Waitress Joi Pack has a secret life as a mischievous clown.
by Mick Kelly . portrait by Matt Rose
Her day jobs aren’t all that somber to begin with. Joi Pack, a 61-year-old Hendersonville resident, spends most days pouring cream sodas and making ice cream sundaes for customers at Mike’s on Main, a ‘50s-style soda shop and café in downtown Hendersonville. Or she might walk next door to the Sundries Shoppe and Arcade, full of video games and a carousel pony, where she also works part-time.
But when she really wants to get silly, Pack, who changed her name from Jodi to Joi 20 years ago, gets suited up as a clown. Doing it right takes a while, she says. “It hurts my heart to see scary images of clowns,” Pack says, explaining that she thinks some people scare kids unintentionally, by not applying their clown makeup correctly. “The world is scary enough as it is.”
For the most part, Pack turns into Joiful the clown for kids’ birthday parties, and fundraisers at Mike’s on Main like an autism awareness night for Henderson County schools. (“It’s awesome to have a clown on staff,” says Patty Adamick, the owner of both Mike’s and the arcade next door.) Pack, already rather short, says she takes special care to stoop down even lower, so that she doesn’t intimidate young children.

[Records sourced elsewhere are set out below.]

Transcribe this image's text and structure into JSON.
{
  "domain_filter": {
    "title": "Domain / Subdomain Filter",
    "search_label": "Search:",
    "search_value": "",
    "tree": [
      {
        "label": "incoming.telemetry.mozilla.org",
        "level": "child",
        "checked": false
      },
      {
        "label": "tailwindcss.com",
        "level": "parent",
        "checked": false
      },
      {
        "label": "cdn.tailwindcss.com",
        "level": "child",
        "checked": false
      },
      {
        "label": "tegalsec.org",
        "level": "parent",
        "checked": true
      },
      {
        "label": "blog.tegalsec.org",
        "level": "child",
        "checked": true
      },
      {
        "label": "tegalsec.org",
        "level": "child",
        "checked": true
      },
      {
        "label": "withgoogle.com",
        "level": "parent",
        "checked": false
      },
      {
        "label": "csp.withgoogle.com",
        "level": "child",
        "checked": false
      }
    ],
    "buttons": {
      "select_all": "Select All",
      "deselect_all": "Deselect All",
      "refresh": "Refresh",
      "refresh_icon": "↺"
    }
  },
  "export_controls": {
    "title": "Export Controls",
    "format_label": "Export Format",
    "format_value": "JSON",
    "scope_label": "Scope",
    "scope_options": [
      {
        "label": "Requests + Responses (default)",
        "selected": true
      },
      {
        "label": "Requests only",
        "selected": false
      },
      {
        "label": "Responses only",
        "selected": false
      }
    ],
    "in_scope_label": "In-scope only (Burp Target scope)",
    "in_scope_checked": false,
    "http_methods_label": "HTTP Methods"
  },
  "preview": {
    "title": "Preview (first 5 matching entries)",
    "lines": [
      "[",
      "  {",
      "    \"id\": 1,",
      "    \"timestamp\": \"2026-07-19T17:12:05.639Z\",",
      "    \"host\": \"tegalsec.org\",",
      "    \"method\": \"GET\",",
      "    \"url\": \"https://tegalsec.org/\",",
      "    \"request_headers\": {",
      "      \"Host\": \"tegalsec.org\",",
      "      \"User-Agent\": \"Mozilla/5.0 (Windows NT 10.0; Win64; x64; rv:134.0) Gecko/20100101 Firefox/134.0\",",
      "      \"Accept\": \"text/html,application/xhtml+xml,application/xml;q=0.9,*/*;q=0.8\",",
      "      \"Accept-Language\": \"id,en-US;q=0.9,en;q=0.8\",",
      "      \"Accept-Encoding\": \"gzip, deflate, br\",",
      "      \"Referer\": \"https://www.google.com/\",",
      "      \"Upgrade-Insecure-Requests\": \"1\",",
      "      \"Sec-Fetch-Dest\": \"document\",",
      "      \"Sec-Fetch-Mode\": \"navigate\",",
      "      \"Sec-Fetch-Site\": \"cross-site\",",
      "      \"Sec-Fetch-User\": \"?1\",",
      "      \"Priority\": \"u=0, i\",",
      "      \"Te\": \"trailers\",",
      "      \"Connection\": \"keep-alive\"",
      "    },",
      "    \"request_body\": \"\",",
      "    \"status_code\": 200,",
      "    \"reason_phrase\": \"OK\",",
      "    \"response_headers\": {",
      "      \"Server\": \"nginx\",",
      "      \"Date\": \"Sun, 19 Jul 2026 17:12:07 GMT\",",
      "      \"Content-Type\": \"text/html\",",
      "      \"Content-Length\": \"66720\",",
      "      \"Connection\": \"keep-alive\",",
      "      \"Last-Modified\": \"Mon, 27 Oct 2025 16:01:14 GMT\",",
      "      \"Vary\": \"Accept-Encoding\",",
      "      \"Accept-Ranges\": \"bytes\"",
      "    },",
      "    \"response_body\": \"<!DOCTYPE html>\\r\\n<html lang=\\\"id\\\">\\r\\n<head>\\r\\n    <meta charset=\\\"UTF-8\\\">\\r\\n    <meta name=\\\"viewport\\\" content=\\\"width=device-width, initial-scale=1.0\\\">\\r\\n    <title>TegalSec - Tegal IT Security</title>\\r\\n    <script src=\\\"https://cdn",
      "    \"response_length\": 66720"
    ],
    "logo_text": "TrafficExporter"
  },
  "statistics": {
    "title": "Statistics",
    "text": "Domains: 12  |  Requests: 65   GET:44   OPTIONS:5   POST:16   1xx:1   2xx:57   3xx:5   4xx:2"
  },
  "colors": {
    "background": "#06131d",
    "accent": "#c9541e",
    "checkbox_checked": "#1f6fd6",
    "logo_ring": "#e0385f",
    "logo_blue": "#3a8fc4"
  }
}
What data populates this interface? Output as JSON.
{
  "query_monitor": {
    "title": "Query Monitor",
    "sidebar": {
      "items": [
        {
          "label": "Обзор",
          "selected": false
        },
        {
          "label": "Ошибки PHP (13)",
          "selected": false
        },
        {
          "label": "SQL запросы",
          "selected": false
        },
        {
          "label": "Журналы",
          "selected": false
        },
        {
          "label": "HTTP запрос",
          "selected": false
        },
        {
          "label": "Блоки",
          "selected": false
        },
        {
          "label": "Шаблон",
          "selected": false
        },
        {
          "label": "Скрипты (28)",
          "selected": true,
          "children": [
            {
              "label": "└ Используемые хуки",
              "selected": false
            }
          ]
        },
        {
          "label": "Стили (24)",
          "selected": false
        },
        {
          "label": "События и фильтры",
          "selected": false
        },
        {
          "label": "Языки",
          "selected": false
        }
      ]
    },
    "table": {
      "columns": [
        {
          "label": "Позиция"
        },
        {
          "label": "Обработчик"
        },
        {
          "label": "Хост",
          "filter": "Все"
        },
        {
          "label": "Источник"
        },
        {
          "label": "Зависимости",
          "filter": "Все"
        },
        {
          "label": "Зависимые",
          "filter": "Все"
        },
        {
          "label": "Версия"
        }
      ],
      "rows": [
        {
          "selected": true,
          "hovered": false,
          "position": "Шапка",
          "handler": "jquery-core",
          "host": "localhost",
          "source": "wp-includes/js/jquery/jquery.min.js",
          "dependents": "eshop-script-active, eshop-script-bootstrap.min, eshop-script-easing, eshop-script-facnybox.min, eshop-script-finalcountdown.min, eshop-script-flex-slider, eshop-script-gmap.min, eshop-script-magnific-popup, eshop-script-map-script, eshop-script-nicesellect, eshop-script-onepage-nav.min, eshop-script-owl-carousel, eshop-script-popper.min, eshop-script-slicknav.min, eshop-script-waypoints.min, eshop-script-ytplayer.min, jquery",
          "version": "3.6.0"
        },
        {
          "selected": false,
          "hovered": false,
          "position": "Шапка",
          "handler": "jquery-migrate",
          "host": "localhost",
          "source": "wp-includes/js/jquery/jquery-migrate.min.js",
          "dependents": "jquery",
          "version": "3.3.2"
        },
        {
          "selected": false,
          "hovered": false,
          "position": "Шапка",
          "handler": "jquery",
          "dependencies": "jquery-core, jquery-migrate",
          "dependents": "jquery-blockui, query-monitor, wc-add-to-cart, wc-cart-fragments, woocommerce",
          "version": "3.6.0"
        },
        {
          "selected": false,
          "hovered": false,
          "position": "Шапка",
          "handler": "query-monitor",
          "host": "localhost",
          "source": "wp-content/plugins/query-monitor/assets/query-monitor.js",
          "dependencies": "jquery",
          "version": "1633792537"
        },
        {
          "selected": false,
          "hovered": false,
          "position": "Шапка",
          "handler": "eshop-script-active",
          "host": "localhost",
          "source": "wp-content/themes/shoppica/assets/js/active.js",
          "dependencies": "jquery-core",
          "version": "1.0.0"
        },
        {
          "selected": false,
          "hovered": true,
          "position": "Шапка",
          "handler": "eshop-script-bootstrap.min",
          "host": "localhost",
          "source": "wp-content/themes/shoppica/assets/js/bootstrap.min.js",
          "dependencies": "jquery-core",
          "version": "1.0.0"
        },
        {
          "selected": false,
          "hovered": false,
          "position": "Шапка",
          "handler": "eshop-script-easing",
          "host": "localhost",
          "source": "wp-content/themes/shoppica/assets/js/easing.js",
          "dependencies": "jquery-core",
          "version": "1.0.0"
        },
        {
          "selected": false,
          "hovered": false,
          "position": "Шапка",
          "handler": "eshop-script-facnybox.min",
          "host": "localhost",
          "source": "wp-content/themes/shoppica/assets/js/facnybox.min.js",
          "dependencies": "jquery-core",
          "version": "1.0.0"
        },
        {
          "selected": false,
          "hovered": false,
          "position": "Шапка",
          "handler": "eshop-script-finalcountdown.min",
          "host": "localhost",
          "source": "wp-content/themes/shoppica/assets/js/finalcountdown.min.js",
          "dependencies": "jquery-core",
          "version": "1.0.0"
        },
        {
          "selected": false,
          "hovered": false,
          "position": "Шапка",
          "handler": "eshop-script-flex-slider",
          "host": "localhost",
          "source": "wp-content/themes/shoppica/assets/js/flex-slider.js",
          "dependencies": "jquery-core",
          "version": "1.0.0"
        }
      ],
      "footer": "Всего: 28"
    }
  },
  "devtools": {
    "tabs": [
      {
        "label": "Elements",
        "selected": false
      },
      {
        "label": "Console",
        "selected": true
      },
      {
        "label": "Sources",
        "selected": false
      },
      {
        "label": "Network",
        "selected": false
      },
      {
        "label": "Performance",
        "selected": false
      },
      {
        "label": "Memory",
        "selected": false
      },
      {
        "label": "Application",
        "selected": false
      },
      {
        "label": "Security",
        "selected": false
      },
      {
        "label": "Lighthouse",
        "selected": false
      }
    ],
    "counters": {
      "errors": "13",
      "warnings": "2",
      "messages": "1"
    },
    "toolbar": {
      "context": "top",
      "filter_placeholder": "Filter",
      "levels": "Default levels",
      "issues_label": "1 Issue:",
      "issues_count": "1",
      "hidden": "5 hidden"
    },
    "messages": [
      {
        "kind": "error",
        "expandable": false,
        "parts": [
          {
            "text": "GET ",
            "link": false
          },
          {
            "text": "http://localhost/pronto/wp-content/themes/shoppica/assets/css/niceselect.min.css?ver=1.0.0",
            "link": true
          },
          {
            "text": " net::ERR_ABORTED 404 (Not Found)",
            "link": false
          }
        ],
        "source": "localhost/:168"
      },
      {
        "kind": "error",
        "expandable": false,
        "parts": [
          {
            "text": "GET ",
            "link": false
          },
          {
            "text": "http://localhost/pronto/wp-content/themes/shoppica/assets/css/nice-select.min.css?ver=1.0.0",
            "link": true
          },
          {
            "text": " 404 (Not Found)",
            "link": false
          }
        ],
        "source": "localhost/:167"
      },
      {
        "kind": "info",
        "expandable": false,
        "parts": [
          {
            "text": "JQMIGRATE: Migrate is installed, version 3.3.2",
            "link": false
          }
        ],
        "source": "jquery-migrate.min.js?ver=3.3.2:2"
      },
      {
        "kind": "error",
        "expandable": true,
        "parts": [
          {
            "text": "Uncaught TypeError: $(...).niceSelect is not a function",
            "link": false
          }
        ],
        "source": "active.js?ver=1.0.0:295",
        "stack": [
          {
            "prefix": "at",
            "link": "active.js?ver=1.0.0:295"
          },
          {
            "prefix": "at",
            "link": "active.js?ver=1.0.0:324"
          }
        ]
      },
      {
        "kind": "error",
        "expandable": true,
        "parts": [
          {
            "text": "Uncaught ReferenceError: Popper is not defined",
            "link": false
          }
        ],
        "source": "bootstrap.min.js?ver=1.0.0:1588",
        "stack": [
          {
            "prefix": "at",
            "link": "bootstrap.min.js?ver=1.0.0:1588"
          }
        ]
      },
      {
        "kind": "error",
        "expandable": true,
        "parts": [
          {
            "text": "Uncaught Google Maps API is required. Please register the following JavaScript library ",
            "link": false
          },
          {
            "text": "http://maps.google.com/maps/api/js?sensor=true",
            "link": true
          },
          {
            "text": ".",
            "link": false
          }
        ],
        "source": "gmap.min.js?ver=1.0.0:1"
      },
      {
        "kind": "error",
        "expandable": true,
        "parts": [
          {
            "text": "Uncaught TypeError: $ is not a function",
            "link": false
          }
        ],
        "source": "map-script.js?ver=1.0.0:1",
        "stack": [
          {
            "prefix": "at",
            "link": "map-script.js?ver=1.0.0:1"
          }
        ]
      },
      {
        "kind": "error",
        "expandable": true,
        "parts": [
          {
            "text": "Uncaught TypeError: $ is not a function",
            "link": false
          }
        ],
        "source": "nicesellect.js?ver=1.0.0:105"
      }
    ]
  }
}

Still, when she turns into Joiful, she can give off a rather mischievous energy. “I’m a granny pin-up,” Pack said recently, posing for photographs. “Except this way, I feel good about myself afterwards.”
Appropriately, Pack was voted “Most Witty” in her high school. Growing up in Winter Park, Florida, she was always interested in theater, which she majored in at Rollins College there. She moved to Western North Carolina with her first husband in 1973. She has been married twice since but is currently single. Now, her 33-year-old daughter, Spring Dungan, lives in the area, and Pack says that, between time spent with her grandchildren and time spent clowning around in downtown Hendersonville, she’s a happy gal. “Even if I’m not dressed in face,” she says, “I’m a clown in the plain-clothes division.”